I stole this from Kathy Jackson. If she got it from someone else, I don't remember who it was, so I'm crediting her...Now, do I think it would be awesome if lots of people got super serious about self-defense? Hell, yes I do. But that's for the next post...
So, imagine this island. The dry land starts at the beach and gently slopes upward. The farther inland you go, the higher the ground gets, but the steeper the slope becomes. Most of it only requires a pair of shoes, but if you keep going inland and upward, the slopes get steeper and eventually you may need specialized gear and training. But the climbing is fun, and some people buy the shoes and ropes and pitons and make a hobby of it.
Just putting your shoes on and walking off the beach will probably save you from 90% of the tsunamis that are going to come along. If you're way up on the mountain, it's going to take a really rare world-ender of a tsunami to affect you. How much time and money do you feel like spending mountain climbing? If you're doing it out of a pure risk-benefit calculus as opposed to because you just like mountain climbing, probably not a ton.
Similarly, I remember when the "zombie apocalypse" thing started rearing its head among survivalists (now called "preppers") some twenty years ago as basically a shorthand joke: "If you're prepared for the dead to rise from their graves and walk the earth in search of human brains, then a week without power after a hurricane should be a doddle."
This constant assertion that if people haven't taken a refresher Tactical Disruptive Combat Pistol III every year, shoot IDPA once a month, and carry a Roland Special with a two spare mags, a handheld light, a blowout kit, and a BUG, then they just aren't serious about self-protection is actively counterproductive in the wider shooting world.
"Putting on your shoes and walking off the beach" is carrying a gun...any gun...daily, getting at least a basic half-day class in when and how it may legally be used, and getting to the range with it at least twice a year to maintain some basic level of comfort with its use. If somebody does that, they are SO FAR ahead of the curve, statistically speaking. The majority of gun owners don't have carry permits. The majority of the ones who do, don't carry on anything like a regular basis.

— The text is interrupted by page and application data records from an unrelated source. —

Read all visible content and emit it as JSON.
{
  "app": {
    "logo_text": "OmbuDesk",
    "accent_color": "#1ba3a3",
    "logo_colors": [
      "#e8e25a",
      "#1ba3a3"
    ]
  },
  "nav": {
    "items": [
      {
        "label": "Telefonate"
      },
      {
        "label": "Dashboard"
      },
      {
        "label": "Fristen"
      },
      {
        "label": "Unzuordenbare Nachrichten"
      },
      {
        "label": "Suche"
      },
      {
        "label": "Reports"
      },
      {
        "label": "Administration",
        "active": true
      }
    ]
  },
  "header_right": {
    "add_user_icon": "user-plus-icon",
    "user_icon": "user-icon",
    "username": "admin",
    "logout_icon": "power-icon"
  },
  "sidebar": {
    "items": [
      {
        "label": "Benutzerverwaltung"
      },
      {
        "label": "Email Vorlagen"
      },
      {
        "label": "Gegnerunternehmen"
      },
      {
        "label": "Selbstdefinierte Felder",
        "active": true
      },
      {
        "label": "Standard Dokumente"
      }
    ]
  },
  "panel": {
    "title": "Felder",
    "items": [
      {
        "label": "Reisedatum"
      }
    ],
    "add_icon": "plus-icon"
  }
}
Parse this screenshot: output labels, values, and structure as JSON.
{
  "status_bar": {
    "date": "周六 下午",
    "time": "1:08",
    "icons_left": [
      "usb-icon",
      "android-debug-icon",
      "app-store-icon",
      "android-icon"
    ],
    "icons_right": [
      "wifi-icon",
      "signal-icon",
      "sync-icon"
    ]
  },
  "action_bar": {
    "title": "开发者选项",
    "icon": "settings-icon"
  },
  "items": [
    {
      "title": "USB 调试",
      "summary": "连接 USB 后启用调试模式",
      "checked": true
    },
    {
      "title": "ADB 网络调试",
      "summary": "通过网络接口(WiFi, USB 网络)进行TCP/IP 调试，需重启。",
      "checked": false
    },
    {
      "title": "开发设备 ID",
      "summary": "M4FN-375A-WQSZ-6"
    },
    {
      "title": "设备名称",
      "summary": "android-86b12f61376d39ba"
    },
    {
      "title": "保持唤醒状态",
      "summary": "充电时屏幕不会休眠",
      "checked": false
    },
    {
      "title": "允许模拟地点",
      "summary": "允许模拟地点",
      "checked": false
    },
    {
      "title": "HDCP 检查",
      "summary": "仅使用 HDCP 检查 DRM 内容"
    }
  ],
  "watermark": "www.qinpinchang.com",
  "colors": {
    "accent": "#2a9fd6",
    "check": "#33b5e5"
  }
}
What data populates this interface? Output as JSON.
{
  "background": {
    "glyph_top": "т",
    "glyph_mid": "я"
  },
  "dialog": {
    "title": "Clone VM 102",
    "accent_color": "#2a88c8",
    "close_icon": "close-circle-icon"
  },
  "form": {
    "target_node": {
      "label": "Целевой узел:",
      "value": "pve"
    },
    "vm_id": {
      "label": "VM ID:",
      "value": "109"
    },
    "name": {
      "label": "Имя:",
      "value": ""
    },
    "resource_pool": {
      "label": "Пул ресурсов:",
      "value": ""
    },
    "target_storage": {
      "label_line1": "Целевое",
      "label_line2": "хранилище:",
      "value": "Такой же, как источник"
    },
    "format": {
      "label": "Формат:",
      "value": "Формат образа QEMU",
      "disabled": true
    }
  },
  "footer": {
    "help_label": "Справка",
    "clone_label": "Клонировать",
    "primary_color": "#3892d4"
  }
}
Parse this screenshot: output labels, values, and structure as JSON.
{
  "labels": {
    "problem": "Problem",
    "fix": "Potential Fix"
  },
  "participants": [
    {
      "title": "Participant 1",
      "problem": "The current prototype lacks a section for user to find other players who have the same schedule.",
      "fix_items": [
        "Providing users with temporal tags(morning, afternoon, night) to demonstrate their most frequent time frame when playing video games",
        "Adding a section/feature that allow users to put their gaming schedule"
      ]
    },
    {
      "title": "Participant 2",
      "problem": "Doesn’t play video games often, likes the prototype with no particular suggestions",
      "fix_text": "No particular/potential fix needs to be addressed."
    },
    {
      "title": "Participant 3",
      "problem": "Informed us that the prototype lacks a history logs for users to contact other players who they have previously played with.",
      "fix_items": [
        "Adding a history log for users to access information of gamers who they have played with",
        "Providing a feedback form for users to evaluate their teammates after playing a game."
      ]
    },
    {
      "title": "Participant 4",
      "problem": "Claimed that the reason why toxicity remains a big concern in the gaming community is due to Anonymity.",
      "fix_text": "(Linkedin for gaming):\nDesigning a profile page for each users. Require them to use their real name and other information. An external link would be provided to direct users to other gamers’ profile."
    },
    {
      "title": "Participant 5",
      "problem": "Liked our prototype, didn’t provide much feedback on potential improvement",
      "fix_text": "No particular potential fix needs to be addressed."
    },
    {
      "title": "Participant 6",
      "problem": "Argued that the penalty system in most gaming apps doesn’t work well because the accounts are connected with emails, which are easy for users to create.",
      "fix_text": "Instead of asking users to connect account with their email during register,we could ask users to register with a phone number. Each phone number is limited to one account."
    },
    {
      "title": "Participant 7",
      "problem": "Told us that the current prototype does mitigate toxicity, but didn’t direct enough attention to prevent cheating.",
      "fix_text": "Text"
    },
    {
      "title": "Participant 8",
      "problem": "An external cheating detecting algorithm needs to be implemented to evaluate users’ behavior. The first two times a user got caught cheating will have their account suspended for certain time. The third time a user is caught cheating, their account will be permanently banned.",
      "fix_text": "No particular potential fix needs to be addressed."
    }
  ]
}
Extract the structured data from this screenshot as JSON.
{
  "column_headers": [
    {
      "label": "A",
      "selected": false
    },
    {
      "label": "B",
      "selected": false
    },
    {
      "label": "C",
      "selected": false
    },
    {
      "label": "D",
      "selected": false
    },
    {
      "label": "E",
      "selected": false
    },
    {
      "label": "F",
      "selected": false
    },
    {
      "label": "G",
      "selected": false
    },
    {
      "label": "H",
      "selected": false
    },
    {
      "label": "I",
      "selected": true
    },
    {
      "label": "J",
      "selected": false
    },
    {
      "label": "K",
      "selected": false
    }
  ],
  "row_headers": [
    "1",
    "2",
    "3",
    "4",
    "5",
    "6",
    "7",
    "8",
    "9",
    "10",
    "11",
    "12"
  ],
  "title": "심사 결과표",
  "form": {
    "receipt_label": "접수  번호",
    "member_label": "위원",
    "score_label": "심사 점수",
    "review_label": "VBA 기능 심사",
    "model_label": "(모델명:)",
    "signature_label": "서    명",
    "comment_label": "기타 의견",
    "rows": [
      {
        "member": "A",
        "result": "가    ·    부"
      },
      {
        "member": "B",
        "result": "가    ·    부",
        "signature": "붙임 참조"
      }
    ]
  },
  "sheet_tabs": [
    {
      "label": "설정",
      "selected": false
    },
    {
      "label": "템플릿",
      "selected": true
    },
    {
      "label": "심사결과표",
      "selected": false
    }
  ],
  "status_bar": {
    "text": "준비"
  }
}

If somebody's debating whether or not they can work an NRA Personal Protection Outside the Home class and daily carry of a P3AT into their budget and lifestyle, and you tell them that they might as well not even bother unless they're willing to dump a few thousand dollars and so much time that they'll have to give up one of their existing hobbies, like bass fishing or golf, then guess what they're not going to do?
Now in here, it's a different story because we're all a bunch of gun dorks who think this stuff is fun and it is our hobby. But sometimes we get into a lot of ego defense in trying to make our expenditure of vast amounts of time and money seem absolutely necessary for survival. (Most of us even acknowledge this with the whole "killed on the streets" joke.)
[We] repeatedly cite Tom Givens' database (which is in fact a gold mine of data.) Ask Tom how many of those sixty-some people were what you'd call "hobbyists" and how many had been to just a basic CCW or his introductory pistol class.